BASC has welcomed Natural England’s decision to issue a licence for the control of up to 10 buzzards to prevent serious damage to young pheasants.
Natural England, the government’s licensing authority, has taken account of a recent High Court decision which accepted there is a need to balance the protection of wild birds against the requirement to prevent serious damage to livestock.
Glynn Evans, BASC’s head of game and deer management, said: “There are, quite rightly, strict criteria and tests to be met before the issuing of any license to control a protected species. Any control must not adversely affect the conservation status of a species.
“The buzzard population is increasing faster than virtually any other British bird. With over 60,000 pairs in the UK, the issuing of such a license clearly will not have an impact on overall numbers. It will, however, allow the control of a very small number of birds which are causing serious and specific damage to livestock.”

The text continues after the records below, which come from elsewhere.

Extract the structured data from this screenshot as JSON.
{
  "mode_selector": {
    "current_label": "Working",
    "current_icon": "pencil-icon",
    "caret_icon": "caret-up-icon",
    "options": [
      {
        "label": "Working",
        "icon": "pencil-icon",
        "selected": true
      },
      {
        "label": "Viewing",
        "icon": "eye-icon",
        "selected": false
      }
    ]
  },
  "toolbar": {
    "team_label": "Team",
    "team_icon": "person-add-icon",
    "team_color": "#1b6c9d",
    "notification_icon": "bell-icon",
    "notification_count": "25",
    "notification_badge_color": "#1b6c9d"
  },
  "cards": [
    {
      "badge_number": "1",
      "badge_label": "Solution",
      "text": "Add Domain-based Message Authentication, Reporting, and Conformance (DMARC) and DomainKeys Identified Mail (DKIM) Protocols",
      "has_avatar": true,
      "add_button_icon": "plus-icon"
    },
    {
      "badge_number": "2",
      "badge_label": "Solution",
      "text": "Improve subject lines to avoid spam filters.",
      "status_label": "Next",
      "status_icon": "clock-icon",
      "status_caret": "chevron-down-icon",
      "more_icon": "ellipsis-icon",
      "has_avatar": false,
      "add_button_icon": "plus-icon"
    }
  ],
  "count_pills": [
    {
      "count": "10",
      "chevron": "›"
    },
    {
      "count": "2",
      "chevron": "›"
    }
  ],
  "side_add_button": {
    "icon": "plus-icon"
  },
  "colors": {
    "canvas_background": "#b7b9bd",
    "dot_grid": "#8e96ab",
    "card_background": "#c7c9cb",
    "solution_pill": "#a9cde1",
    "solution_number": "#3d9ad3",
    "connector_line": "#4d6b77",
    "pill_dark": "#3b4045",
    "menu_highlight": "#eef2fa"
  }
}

John Thornley OBE, vice-chairman of BASC council, said: “Natural England has carefully followed due process in making this decision. It should be noted the law has allowed for licences like this since 1981. It is a common sense decision which should be applauded.”